Acouple of years ago, the preparation of a draft of the Punjab Municipal Water Act and its approval from the cabinet and the provincial assembly was discussed in the headquarters of the Water and Sanitation Agency (Wasa) and the Punjab government but nothing happened after that as it was dropped from the official list of priorities.
After the act, Wasa would have got the power to levy water conservation/aquifer charges/tax/fee on about 2,000 tube wells, extracting water and lowering the underground water table.
Wasa had prepared itself to levy the water tax soon after approval of the new act as its own regulatory and operational laws don’t empower it to own the whole underground water of Lahore.
According to an official estimate, 2,000 tube wells are being run in the provincial metropolis under Wasa, private housing societies, industry and the government departments. They all are extracting over 4,000 acre-feet water per day, lowering the city’s underground water level by over two foot annually.
If this continues, the city could face a severe water shortage, according to Wasa officials. They say that during a survey, 1,309 tube wells were identified to be owned and operated by private housing societies, government departments, industry and DHA/Cantonment. These 1,309 tube wells include 849 being used for domestic, 233 for industrial and 227 for commercial purposes. They have a discharge capacity of about 1,470 cusecs and are operated 12 hours a day, extracting approximately 1,942 acre-feet per day on an average.
The remaining 491 tube wells, with a discharge capacity of 1,564 cusecs on average, are being operated 16 hours a day by Wasa, extracting approximately 2,068 acre-feet water per day.

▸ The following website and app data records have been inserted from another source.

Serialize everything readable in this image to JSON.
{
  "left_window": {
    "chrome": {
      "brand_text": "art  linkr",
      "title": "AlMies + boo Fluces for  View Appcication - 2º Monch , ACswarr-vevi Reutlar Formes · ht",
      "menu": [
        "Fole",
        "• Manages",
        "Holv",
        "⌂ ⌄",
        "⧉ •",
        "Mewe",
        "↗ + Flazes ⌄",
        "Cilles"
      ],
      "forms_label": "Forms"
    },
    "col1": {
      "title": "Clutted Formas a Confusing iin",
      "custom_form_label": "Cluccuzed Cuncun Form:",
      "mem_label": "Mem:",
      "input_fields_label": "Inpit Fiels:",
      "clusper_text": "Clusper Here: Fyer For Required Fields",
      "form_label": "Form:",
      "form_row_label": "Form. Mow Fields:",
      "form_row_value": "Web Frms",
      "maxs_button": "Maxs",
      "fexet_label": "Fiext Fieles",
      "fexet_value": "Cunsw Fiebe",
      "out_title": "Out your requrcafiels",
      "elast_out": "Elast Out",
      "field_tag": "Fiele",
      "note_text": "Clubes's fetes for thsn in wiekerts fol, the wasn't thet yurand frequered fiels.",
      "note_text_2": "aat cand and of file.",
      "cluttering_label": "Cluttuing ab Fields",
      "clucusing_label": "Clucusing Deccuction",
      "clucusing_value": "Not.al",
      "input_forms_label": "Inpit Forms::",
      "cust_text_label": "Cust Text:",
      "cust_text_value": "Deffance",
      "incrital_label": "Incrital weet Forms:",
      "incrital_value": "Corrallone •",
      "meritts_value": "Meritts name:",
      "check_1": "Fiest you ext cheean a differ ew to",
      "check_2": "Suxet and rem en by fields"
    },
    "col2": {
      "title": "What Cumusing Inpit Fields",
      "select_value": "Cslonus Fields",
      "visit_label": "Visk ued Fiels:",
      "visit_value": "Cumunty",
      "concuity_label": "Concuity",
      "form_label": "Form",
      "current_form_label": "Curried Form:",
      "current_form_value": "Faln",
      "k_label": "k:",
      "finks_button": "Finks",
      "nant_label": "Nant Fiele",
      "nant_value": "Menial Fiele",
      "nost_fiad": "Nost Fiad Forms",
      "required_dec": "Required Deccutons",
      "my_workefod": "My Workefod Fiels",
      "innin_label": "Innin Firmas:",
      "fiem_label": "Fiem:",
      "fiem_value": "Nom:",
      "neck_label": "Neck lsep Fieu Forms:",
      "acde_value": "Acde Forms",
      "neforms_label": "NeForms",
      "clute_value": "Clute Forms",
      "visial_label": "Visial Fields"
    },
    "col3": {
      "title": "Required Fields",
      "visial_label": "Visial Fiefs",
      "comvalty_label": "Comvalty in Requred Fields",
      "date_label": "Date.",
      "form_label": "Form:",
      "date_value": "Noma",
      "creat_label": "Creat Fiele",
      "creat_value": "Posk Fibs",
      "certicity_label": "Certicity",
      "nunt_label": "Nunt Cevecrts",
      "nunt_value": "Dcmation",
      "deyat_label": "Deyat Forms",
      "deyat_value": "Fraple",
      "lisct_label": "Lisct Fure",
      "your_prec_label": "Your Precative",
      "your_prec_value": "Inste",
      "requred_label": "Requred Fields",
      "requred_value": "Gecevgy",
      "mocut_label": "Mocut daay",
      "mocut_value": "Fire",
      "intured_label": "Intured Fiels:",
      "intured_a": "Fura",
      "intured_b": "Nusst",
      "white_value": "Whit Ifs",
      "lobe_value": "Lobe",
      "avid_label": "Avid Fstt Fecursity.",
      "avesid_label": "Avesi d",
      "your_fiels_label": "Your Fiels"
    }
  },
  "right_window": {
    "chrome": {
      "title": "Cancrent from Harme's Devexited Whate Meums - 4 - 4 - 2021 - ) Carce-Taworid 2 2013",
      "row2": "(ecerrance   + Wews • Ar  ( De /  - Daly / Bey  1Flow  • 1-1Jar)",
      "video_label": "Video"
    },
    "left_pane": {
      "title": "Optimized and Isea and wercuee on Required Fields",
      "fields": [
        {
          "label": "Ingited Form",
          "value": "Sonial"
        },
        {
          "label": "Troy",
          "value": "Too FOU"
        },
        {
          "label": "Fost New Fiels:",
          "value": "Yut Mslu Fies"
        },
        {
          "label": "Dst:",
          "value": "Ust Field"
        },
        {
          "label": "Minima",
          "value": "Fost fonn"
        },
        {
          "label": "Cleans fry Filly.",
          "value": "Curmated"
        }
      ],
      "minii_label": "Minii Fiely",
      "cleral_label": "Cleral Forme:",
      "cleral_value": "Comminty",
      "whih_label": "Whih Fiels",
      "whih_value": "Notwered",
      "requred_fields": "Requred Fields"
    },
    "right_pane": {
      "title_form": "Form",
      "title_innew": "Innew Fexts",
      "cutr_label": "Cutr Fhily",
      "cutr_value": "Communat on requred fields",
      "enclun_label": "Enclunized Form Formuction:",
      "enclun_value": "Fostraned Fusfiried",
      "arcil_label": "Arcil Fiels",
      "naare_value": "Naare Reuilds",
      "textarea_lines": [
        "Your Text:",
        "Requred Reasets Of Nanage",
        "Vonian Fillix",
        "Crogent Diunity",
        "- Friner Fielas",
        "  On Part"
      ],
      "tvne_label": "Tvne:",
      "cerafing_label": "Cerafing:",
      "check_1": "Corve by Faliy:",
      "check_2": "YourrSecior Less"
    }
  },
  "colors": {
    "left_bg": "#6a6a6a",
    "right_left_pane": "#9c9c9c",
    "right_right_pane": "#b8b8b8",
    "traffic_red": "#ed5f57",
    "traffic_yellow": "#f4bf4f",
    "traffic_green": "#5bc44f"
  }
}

“In absence of water act/laws, Wasa cannot impose tax on such a huge number of tube wells and had the act been approved a couple of years ago, the revenue-deficit Wasa would have earned huge revenue under the water tax. But the law is yet to be approved despite the fact its final draft has been approved by the government. It awaits cabinet and assembly approval,” a senior official said while talking to Dawn.
He said Wasa, under technical assistance of experts, had proposed imposing water conservation charges under the LDA Act 1975 but it couldn’t do as its own act didn’t empower it to claim ownership of the Lahore’s water.
Under the LDA Act, the authority may, in a prescribed manner, levy charges on any person who installs or intends to install a tube well. He said Wasa was in dire need of revenue to meet its increasing expenses and the government must enforce the water act after approval from assembly.
Training sessions of the drivers of low occupancy vehicles being run by the private operators under the regulations of the Lahore Transport Company are held from time to time. “Drivers are being trained by the officials of LTC’s operations and enforcement departments under the supervision of motor mobile patrolling inspectors. The training sessions are being organised at the Railway Station Bus depot,” an LTC official said. He said last week, scores of drivers were imparted refreshers/training on traffic laws, driving, etc. – (firstname.lastname@example.org)
Published in Dawn, April 27th, 2016